SYRACUSE, N.Y. -- Greg Paulus' debut at quarterback for Syracuse lacked only the storybook ending.
Eric Ellestad kicked a 35-yard field goal in overtime Saturday to give Minnesota a 23-20 victory over the Orange, who failed to score in the extra session when Paulus threw his lone interception on an ill-advised pass.
Paulus got off to a strong start in his first football game since 2004, but his turnover on a third-and-5 play on the first possession of OT gave the Gophers a chance to win.
"I shouldn't make that throw," Paulus said. "I was trying to make a play. Sometimes it worked; sometimes it didn't. I should have thrown the ball in the back of the end zone and kicked the field goal."
Paulus guided Syracuse to a 20-14 lead at the break but failed to convert any of the Orange's eight third-down tries in the second half.
"We had some opportunities to put them away and we just didn't get it done offensively," Paulus said. "And that's on me."
Still, in his first college football game after playing point guard for four seasons at Duke, Paulus made plenty of positive plays. He was 19-for-31 for 167 yards and one touchdown.
"I would have liked a better outcome," said Paulus, just 7-for-14 for 39 yards in the second half after the Minnesota defense adjusted. "That pick, I shouldn't make that mistake. I'll be kicking myself for a little bit thinking about that one. But playing football is awesome. It's so much fun. I can't tell you the joy I get.
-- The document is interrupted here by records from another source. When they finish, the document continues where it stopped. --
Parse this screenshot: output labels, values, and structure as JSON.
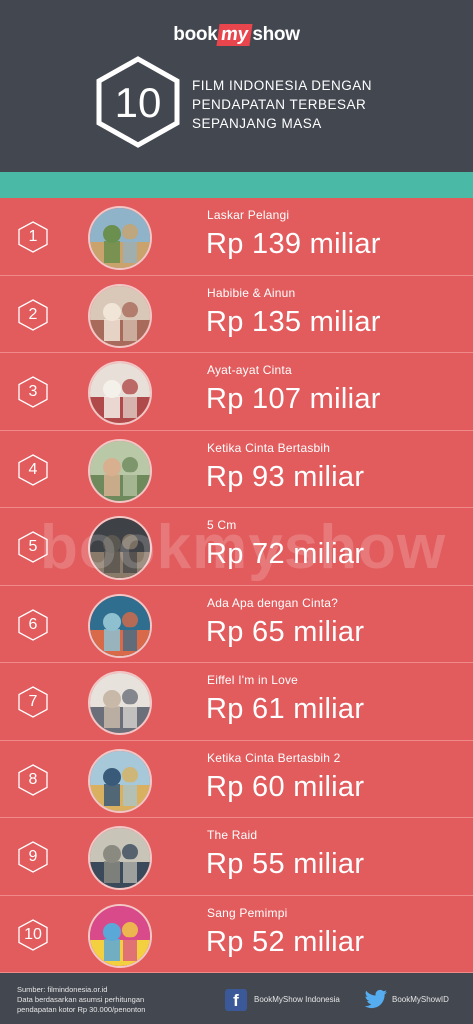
{
  "header": {
    "brand_pre": "book",
    "brand_my": "my",
    "brand_post": "show",
    "big_number": "10",
    "title": "FILM INDONESIA DENGAN PENDAPATAN TERBESAR SEPANJANG MASA"
  },
  "colors": {
    "background": "#434750",
    "accent_teal": "#4ab9a6",
    "row_red": "#e25b5d",
    "brand_red": "#e8454d"
  },
  "films": [
    {
      "rank": "1",
      "title": "Laskar Pelangi",
      "earnings": "Rp 139 miliar"
    },
    {
      "rank": "2",
      "title": "Habibie & Ainun",
      "earnings": "Rp 135 miliar"
    },
    {
      "rank": "3",
      "title": "Ayat-ayat Cinta",
      "earnings": "Rp 107 miliar"
    },
    {
      "rank": "4",
      "title": "Ketika Cinta Bertasbih",
      "earnings": "Rp 93 miliar"
    },
    {
      "rank": "5",
      "title": "5 Cm",
      "earnings": "Rp 72 miliar"
    },
    {
      "rank": "6",
      "title": "Ada Apa dengan Cinta?",
      "earnings": "Rp 65 miliar"
    },
    {
      "rank": "7",
      "title": "Eiffel I'm in Love",
      "earnings": "Rp 61 miliar"
    },
    {
      "rank": "8",
      "title": "Ketika Cinta Bertasbih 2",
      "earnings": "Rp 60 miliar"
    },
    {
      "rank": "9",
      "title": "The Raid",
      "earnings": "Rp 55 miliar"
    },
    {
      "rank": "10",
      "title": "Sang Pemimpi",
      "earnings": "Rp 52 miliar"
    }
  ],
  "footer": {
    "source_line1": "Sumber: filmindonesia.or.id",
    "source_line2": "Data berdasarkan asumsi perhitungan",
    "source_line3": "pendapatan kotor Rp 30.000/penonton",
    "facebook_label": "BookMyShow Indonesia",
    "twitter_label": "BookMyShowID"
  },
  "watermark": "bookmyshow"
}
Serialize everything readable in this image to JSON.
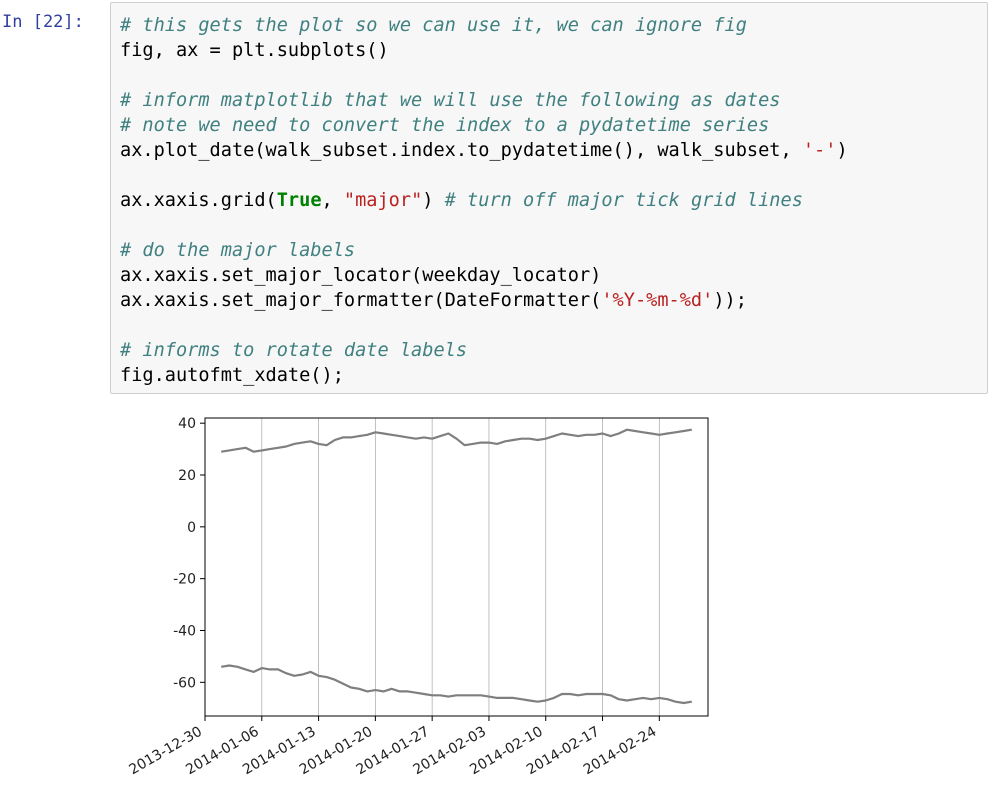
{
  "cell": {
    "prompt": "In [22]:",
    "lines": [
      [
        {
          "t": "# this gets the plot so we can use it, we can ignore fig",
          "c": "cm"
        }
      ],
      [
        {
          "t": "fig, ax = plt.subplots()",
          "c": ""
        }
      ],
      [],
      [
        {
          "t": "# inform matplotlib that we will use the following as dates",
          "c": "cm"
        }
      ],
      [
        {
          "t": "# note we need to convert the index to a pydatetime series",
          "c": "cm"
        }
      ],
      [
        {
          "t": "ax.plot_date(walk_subset.index.to_pydatetime(), walk_subset, ",
          "c": ""
        },
        {
          "t": "'-'",
          "c": "st"
        },
        {
          "t": ")",
          "c": ""
        }
      ],
      [],
      [
        {
          "t": "ax.xaxis.grid(",
          "c": ""
        },
        {
          "t": "True",
          "c": "kw"
        },
        {
          "t": ", ",
          "c": ""
        },
        {
          "t": "\"major\"",
          "c": "st"
        },
        {
          "t": ") ",
          "c": ""
        },
        {
          "t": "# turn off major tick grid lines",
          "c": "cm"
        }
      ],
      [],
      [
        {
          "t": "# do the major labels",
          "c": "cm"
        }
      ],
      [
        {
          "t": "ax.xaxis.set_major_locator(weekday_locator)",
          "c": ""
        }
      ],
      [
        {
          "t": "ax.xaxis.set_major_formatter(DateFormatter(",
          "c": ""
        },
        {
          "t": "'%Y-%m-%d'",
          "c": "st"
        },
        {
          "t": "));",
          "c": ""
        }
      ],
      [],
      [
        {
          "t": "# informs to rotate date labels",
          "c": "cm"
        }
      ],
      [
        {
          "t": "fig.autofmt_xdate();",
          "c": ""
        }
      ]
    ]
  },
  "chart_data": {
    "type": "line",
    "xlim": [
      "2013-12-30",
      "2014-03-02"
    ],
    "ylim": [
      -73,
      42
    ],
    "xticks": [
      "2013-12-30",
      "2014-01-06",
      "2014-01-13",
      "2014-01-20",
      "2014-01-27",
      "2014-02-03",
      "2014-02-10",
      "2014-02-17",
      "2014-02-24"
    ],
    "yticks": [
      40,
      20,
      0,
      -20,
      -40,
      -60
    ],
    "grid": "x-major",
    "colors": {
      "line": "#7f7f7f",
      "axes": "#000000"
    },
    "series": [
      {
        "x": [
          "2014-01-01",
          "2014-01-02",
          "2014-01-03",
          "2014-01-04",
          "2014-01-05",
          "2014-01-06",
          "2014-01-07",
          "2014-01-08",
          "2014-01-09",
          "2014-01-10",
          "2014-01-11",
          "2014-01-12",
          "2014-01-13",
          "2014-01-14",
          "2014-01-15",
          "2014-01-16",
          "2014-01-17",
          "2014-01-18",
          "2014-01-19",
          "2014-01-20",
          "2014-01-21",
          "2014-01-22",
          "2014-01-23",
          "2014-01-24",
          "2014-01-25",
          "2014-01-26",
          "2014-01-27",
          "2014-01-28",
          "2014-01-29",
          "2014-01-30",
          "2014-01-31",
          "2014-02-01",
          "2014-02-02",
          "2014-02-03",
          "2014-02-04",
          "2014-02-05",
          "2014-02-06",
          "2014-02-07",
          "2014-02-08",
          "2014-02-09",
          "2014-02-10",
          "2014-02-11",
          "2014-02-12",
          "2014-02-13",
          "2014-02-14",
          "2014-02-15",
          "2014-02-16",
          "2014-02-17",
          "2014-02-18",
          "2014-02-19",
          "2014-02-20",
          "2014-02-21",
          "2014-02-22",
          "2014-02-23",
          "2014-02-24",
          "2014-02-25",
          "2014-02-26",
          "2014-02-27",
          "2014-02-28"
        ],
        "y": [
          29,
          29.5,
          30,
          30.5,
          29,
          29.5,
          30,
          30.5,
          31,
          32,
          32.5,
          33,
          32,
          31.5,
          33.5,
          34.5,
          34.5,
          35,
          35.5,
          36.5,
          36,
          35.5,
          35,
          34.5,
          34,
          34.5,
          34,
          35,
          36,
          34,
          31.5,
          32,
          32.5,
          32.5,
          32,
          33,
          33.5,
          34,
          34,
          33.5,
          34,
          35,
          36,
          35.5,
          35,
          35.5,
          35.5,
          36,
          35,
          36,
          37.5,
          37,
          36.5,
          36,
          35.5,
          36,
          36.5,
          37,
          37.5
        ]
      },
      {
        "x": [
          "2014-01-01",
          "2014-01-02",
          "2014-01-03",
          "2014-01-04",
          "2014-01-05",
          "2014-01-06",
          "2014-01-07",
          "2014-01-08",
          "2014-01-09",
          "2014-01-10",
          "2014-01-11",
          "2014-01-12",
          "2014-01-13",
          "2014-01-14",
          "2014-01-15",
          "2014-01-16",
          "2014-01-17",
          "2014-01-18",
          "2014-01-19",
          "2014-01-20",
          "2014-01-21",
          "2014-01-22",
          "2014-01-23",
          "2014-01-24",
          "2014-01-25",
          "2014-01-26",
          "2014-01-27",
          "2014-01-28",
          "2014-01-29",
          "2014-01-30",
          "2014-01-31",
          "2014-02-01",
          "2014-02-02",
          "2014-02-03",
          "2014-02-04",
          "2014-02-05",
          "2014-02-06",
          "2014-02-07",
          "2014-02-08",
          "2014-02-09",
          "2014-02-10",
          "2014-02-11",
          "2014-02-12",
          "2014-02-13",
          "2014-02-14",
          "2014-02-15",
          "2014-02-16",
          "2014-02-17",
          "2014-02-18",
          "2014-02-19",
          "2014-02-20",
          "2014-02-21",
          "2014-02-22",
          "2014-02-23",
          "2014-02-24",
          "2014-02-25",
          "2014-02-26",
          "2014-02-27",
          "2014-02-28"
        ],
        "y": [
          -54,
          -53.5,
          -54,
          -55,
          -56,
          -54.5,
          -55,
          -55,
          -56.5,
          -57.5,
          -57,
          -56,
          -57.5,
          -58,
          -59,
          -60.5,
          -62,
          -62.5,
          -63.5,
          -63,
          -63.5,
          -62.5,
          -63.5,
          -63.5,
          -64,
          -64.5,
          -65,
          -65,
          -65.5,
          -65,
          -65,
          -65,
          -65,
          -65.5,
          -66,
          -66,
          -66,
          -66.5,
          -67,
          -67.5,
          -67,
          -66,
          -64.5,
          -64.5,
          -65,
          -64.5,
          -64.5,
          -64.5,
          -65,
          -66.5,
          -67,
          -66.5,
          -66,
          -66.5,
          -66,
          -66.5,
          -67.5,
          -68,
          -67.5
        ]
      }
    ]
  }
}
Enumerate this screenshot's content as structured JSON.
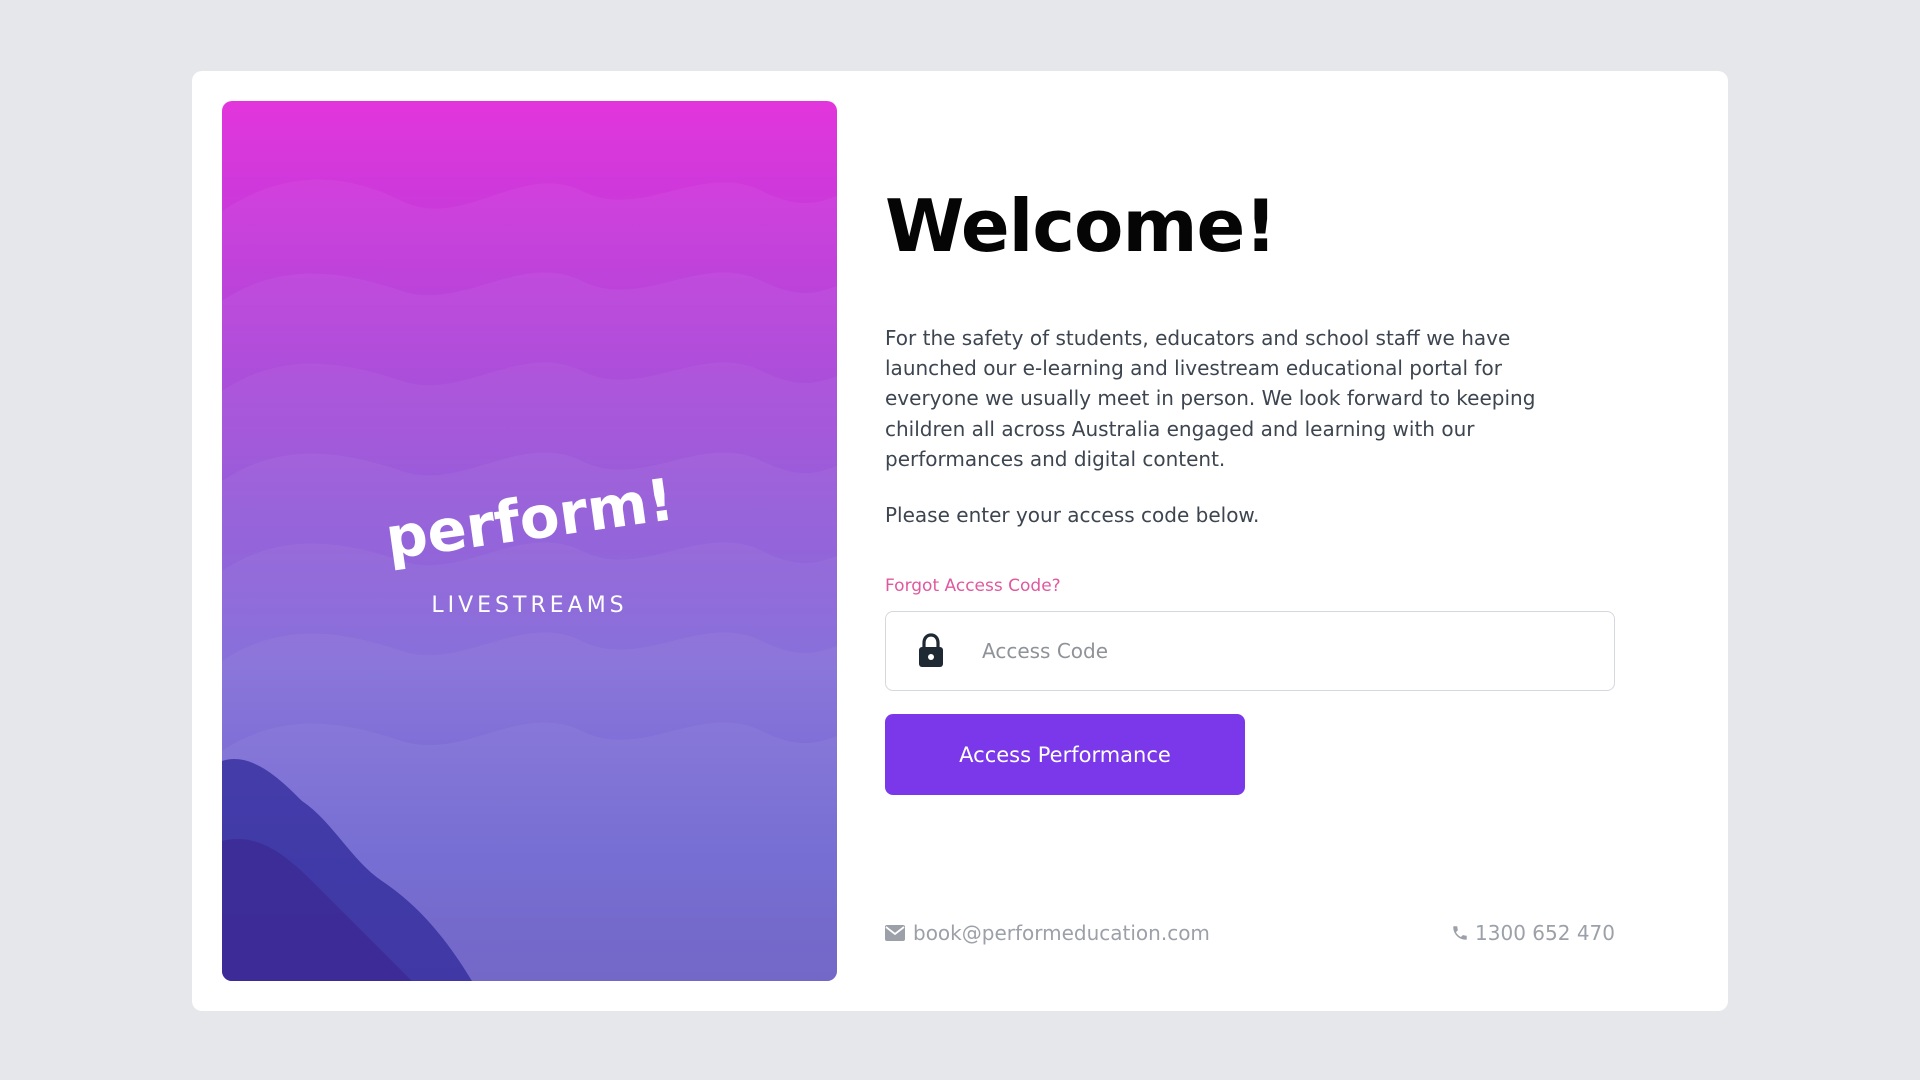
{
  "hero": {
    "logo_text": "perform!",
    "subtitle": "LIVESTREAMS"
  },
  "main": {
    "title": "Welcome!",
    "intro": "For the safety of students, educators and school staff we have launched our e-learning and livestream educational portal for everyone we usually meet in person. We look forward to keeping children all across Australia engaged and learning with our performances and digital content.",
    "prompt": "Please enter your access code below.",
    "forgot_label": "Forgot Access Code?",
    "access_code": {
      "value": "",
      "placeholder": "Access Code",
      "icon": "lock-icon"
    },
    "submit_label": "Access Performance"
  },
  "footer": {
    "email": "book@performeducation.com",
    "email_icon": "mail-icon",
    "phone": "1300 652 470",
    "phone_icon": "phone-icon"
  },
  "colors": {
    "page_bg": "#e5e7eb",
    "accent": "#7a38ea",
    "link": "#e0589e",
    "hero_top": "#e236dc",
    "hero_bottom": "#4434b8"
  }
}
To play here is phenomenal."
Paulus had not played competitive football since he was honored as 2004 national player of the year at Christian Brothers Academy in suburban Syracuse. New coach Doug Marrone, who played for the Orange in the mid-1980s, made Paulus the starter less than two weeks into preseason camp, and he felt good about the decision despite the outcome of the opener.
"It [the interception] was a poor decision," Marrone said. "I'll rely on him to make the right decision. I have a lot of trust in him."
Until his ill-fated throw, Paulus showed great poise for somebody who had never played the position in college, and the Orange's revamped offensive line provided adequate protection.
Paulus, who received an NCAA waiver to play football with his one remaining year of athletic eligibility, seemed at home after the Orange's first snap of the game sailed way over his head and led to a quick Minnesota touchdown. He looked off defenders and scrambled when he had to, displaying the flair that made him a record-setting high school quarterback five years ago.
With Syracuse trailing 14-3 late in the first quarter, Paulus electrified the near-capacity crowd of 48,617, which included former Syracuse star Donovan McNabb, with his first collegiate scoring pass.
Facing a second-and-6 from the Minnesota 29, Paulus fooled three defenders with a pump fake and hit a wide-open Mike Williams near the goal line to move the Orange within 14-10. It marked the 10th straight game Williams has had a TD catch, a school record and the best mark in the nation.
Not even penalties seemed to faze Paulus. Despite a false start and a hold against the Orange late in the second quarter, he guided Syracuse 67 yards in eight plays, accounting for all but 10 yards with four completions in four attempts to set up Delone Carter's 1-yard touchdown run.
That gave the Orange, who were 10-37 in the previous four years under Greg Robinson, a rare 20-14 halftime lead. Syracuse scored 20 or more points in a game only eight times under Robinson.
The game started badly for the Orange. Center Jim McKenzie's first snap sailed over Paulus' head and was recovered by Minnesota's Cedric McKinley at the Syracuse 16. Two plays later, Duane Bennett scored untouched on a 16-yard run around the right side.
Ellestad forced overtime with a 26-yard field goal with 57 seconds left after a lob by Weber for Decker in the right corner of the end zone sailed high.
"This was exactly what I expected it to be," Minnesota coach Tim Brewster said. "Syracuse is a tough place to play. We didn't do everything right by any means, but I'm excited that we found a way to win."
Mississippi's football program has been cited for 13 of the 28 NCAA rules infractions included in the notice of allegations that the Rebels received in January.
ESPN Big Ten reporter Brian Bennett discusses why the SEC is upset about Michigan's spring break trip and what the NCAA might do about it.
Stanford and Notre Dame split their last two meetings in dramatic contests, and their 2016 matchup will be highly anticipated.
A lawsuit alleges that the University of Tennessee has violated Title IX policies and created a "hostile sexual environment" through indifference toward sexual assaults by student-athletes.
Ian O'Connor, senior writer at ESPN.com, joins The Paul Finebaum Show to discuss Roger Goodell's response to safety concerns in the NFL.
Stanford defensive line coach Randy Hart is retiring after 46 years as a college coach.